Some caveats are first needed before we proceed however. As observed by skeptics, Romani and Gadjo alike, most Romanis do NOT practice magic or fortune telling, or any of the other stereotypical habits of Gypsies. Even whole tribes have lost the art. However some tribes in every nation do contain, in varying degrees, clans that specialize in sorcery. For example amongst the British Romnichal and Welsh Kale tribes the Lee and Stokes clans are believed to contain many hereditary sorcerers (hence the number of fortune tellers who adopt this surname).

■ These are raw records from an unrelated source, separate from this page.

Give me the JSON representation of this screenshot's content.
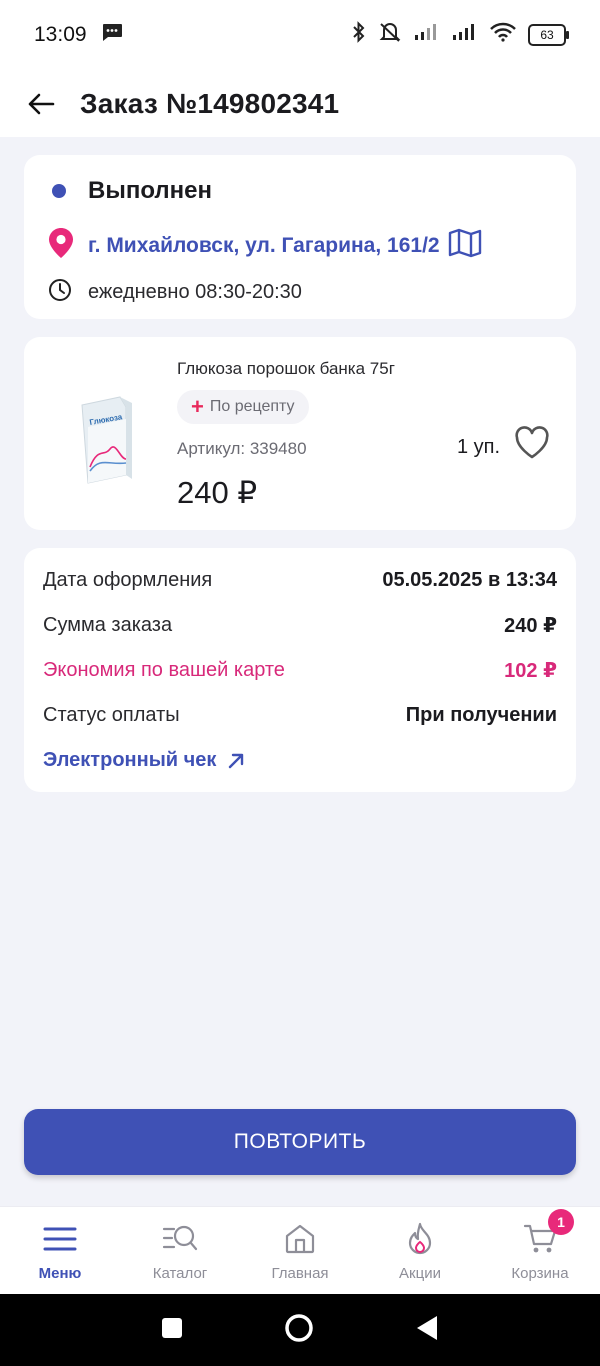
{
  "status_bar": {
    "time": "13:09",
    "battery": "63"
  },
  "header": {
    "title": "Заказ №149802341"
  },
  "order_status": {
    "status": "Выполнен",
    "address": "г. Михайловск, ул. Гагарина, 161/2",
    "hours": "ежедневно 08:30-20:30"
  },
  "product": {
    "name": "Глюкоза порошок банка 75г",
    "package_label": "Глюкоза",
    "rx_label": "По рецепту",
    "article": "Артикул: 339480",
    "quantity": "1 уп.",
    "price": "240 ₽"
  },
  "details": {
    "date_label": "Дата оформления",
    "date_value": "05.05.2025 в 13:34",
    "sum_label": "Сумма заказа",
    "sum_value": "240 ₽",
    "savings_label": "Экономия по вашей карте",
    "savings_value": "102 ₽",
    "payment_label": "Статус оплаты",
    "payment_value": "При получении",
    "receipt_link": "Электронный чек"
  },
  "repeat_button": "ПОВТОРИТЬ",
  "bottom_nav": {
    "items": [
      {
        "label": "Меню",
        "icon": "menu-icon",
        "active": true
      },
      {
        "label": "Каталог",
        "icon": "catalog-search-icon"
      },
      {
        "label": "Главная",
        "icon": "home-icon"
      },
      {
        "label": "Акции",
        "icon": "flame-icon"
      },
      {
        "label": "Корзина",
        "icon": "cart-icon",
        "badge": "1"
      }
    ]
  },
  "colors": {
    "accent": "#3F51B5",
    "pink": "#E8297A",
    "savings": "#D8297A",
    "background": "#F2F3F9"
  }
}
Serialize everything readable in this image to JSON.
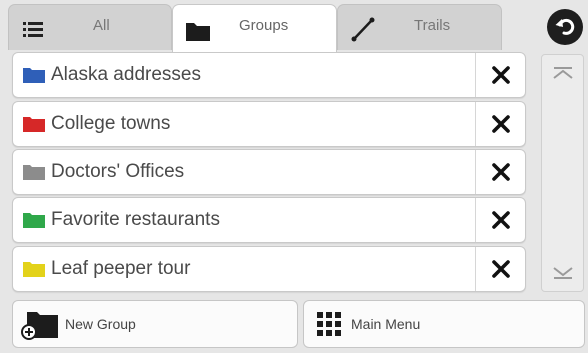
{
  "tabs": [
    {
      "label": "All",
      "icon": "list-icon",
      "active": false
    },
    {
      "label": "Groups",
      "icon": "folder-icon",
      "active": true
    },
    {
      "label": "Trails",
      "icon": "trail-icon",
      "active": false
    }
  ],
  "back_button": {
    "icon": "back-arrow-icon"
  },
  "groups": [
    {
      "label": "Alaska addresses",
      "color": "#2f5fb8"
    },
    {
      "label": "College towns",
      "color": "#d62828"
    },
    {
      "label": "Doctors' Offices",
      "color": "#8c8c8c"
    },
    {
      "label": "Favorite restaurants",
      "color": "#2fa84a"
    },
    {
      "label": "Leaf peeper tour",
      "color": "#e3d21a"
    }
  ],
  "scroll": {
    "up_icon": "scroll-top-icon",
    "down_icon": "scroll-down-icon"
  },
  "footer": {
    "new_group_label": "New Group",
    "main_menu_label": "Main Menu"
  }
}
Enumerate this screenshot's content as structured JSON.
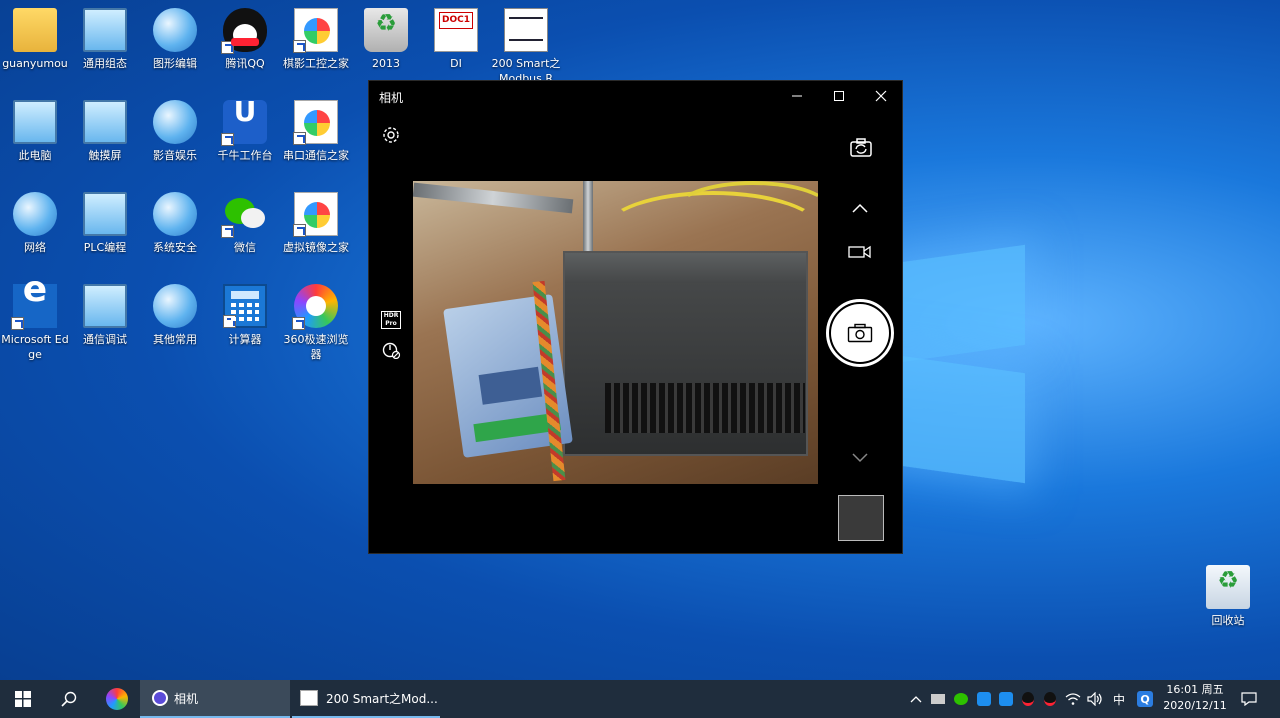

The practice of sorcery is a closely guarded secret revealed only to the initiated, even within Romani society, and so many do not know their own heritage (particularly in the modern westernized state). However all Romanis know the Bari Hukni, or 'Great Trick', the deception required in order to survive in a hostile environment. The first manifestation of which being the 'lie' that the Gypsies were on a seven year Christian pilgrimage in Europe, and so had the right to freedom of movement. All 'Christian' Romani wore crosses, but called them 'Trushul', derived from Trishula, the Trident of Shiva (symbolizing birth, life and death). The making of a sign of a cross to ward off evil was also used by Romanis, some say they introduced it and that it has nothing to do with a crucifix. From this 'Great Trick' was spawned the many 'little tricks' (the origin of huckstering from hukni?), which ranged from poaching (from poachy, Rom for pocket), to fake 'fortune telling', or Dukkerin, and 'magical' confidence tricks (such as treasure finding or curse removal). Due to this most Romani regard magic as a mere trick for Gadjos.